[Brief] Take each line of the listing that has the string "Environment" and report it.
*** Entries provided Section Begins ***
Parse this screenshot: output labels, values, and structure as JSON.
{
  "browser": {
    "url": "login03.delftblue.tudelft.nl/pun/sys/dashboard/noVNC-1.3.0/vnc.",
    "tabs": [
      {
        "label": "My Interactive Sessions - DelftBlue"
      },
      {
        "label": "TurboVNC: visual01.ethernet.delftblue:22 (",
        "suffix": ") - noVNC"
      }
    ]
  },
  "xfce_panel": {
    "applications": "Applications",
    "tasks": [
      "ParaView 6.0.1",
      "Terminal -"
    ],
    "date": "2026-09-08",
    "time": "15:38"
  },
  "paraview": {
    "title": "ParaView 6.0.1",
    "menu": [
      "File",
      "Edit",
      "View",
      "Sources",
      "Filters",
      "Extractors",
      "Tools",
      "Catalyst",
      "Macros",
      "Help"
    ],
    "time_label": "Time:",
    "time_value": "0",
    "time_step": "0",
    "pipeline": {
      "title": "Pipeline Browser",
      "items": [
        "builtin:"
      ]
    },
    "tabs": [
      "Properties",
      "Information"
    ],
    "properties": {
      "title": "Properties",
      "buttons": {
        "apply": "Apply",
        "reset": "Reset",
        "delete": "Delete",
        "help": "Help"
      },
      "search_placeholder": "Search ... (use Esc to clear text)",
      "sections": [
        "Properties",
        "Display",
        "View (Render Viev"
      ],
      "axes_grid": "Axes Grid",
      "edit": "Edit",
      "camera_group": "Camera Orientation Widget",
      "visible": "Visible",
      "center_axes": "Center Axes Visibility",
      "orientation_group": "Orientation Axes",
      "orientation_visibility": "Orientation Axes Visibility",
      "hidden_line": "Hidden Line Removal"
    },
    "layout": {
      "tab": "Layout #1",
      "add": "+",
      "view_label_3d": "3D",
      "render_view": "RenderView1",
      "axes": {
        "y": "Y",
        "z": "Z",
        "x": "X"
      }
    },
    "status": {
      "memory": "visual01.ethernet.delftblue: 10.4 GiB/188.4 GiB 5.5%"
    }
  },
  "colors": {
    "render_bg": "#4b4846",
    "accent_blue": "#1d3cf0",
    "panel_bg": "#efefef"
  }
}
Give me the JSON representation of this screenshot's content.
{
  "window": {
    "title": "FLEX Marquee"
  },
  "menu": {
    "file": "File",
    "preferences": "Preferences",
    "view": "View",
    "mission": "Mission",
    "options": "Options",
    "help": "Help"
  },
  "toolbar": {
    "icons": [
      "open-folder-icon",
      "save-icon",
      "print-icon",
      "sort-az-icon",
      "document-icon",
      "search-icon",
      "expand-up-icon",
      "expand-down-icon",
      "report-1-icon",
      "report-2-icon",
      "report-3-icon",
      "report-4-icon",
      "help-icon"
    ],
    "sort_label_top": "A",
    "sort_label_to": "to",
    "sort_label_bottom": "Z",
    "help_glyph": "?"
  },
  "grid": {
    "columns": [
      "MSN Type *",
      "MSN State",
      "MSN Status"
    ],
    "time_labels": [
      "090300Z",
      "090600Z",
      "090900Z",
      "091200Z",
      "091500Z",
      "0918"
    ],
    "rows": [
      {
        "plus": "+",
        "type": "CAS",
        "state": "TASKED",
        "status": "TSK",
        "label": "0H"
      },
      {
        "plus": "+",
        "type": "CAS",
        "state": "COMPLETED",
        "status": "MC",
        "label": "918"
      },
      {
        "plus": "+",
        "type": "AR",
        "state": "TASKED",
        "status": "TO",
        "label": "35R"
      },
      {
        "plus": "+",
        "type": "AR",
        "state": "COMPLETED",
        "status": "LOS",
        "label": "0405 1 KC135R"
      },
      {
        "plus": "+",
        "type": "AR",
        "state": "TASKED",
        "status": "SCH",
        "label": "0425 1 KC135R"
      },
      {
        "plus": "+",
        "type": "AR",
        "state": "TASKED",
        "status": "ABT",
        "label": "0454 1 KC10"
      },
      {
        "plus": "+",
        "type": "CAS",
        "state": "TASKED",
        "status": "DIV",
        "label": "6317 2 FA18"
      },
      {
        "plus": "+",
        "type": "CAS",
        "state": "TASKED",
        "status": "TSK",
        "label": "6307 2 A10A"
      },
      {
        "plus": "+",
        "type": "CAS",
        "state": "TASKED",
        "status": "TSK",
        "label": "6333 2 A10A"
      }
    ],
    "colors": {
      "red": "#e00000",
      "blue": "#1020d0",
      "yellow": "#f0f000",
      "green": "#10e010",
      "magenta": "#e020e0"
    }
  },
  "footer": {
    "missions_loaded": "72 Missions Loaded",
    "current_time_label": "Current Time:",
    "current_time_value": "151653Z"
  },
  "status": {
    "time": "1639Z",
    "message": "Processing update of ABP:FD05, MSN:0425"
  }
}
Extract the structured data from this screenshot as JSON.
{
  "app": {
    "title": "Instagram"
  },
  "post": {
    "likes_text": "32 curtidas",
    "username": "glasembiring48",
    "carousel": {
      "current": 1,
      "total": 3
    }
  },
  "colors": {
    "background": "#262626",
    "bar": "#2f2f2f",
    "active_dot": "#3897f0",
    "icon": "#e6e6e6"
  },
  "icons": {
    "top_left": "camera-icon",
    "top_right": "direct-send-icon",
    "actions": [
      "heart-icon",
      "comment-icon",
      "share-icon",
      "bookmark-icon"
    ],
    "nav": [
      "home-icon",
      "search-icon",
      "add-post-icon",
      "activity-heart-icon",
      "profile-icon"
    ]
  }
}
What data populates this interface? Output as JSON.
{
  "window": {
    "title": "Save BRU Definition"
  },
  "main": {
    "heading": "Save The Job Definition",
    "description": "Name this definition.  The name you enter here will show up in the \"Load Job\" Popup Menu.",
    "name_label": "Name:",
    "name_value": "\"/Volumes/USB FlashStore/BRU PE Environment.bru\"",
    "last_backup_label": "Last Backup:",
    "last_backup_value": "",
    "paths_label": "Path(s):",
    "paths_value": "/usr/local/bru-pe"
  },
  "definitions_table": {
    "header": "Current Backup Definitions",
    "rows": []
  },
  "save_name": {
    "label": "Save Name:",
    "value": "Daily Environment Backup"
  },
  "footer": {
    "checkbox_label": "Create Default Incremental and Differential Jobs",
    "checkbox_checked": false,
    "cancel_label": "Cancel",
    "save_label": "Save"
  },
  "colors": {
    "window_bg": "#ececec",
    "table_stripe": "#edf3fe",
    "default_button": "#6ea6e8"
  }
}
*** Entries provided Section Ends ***
[Response for this exercise]
    "name_value": "\"/Volumes/USB FlashStore/BRU PE Environment.bru\"",
    "value": "Daily Environment Backup"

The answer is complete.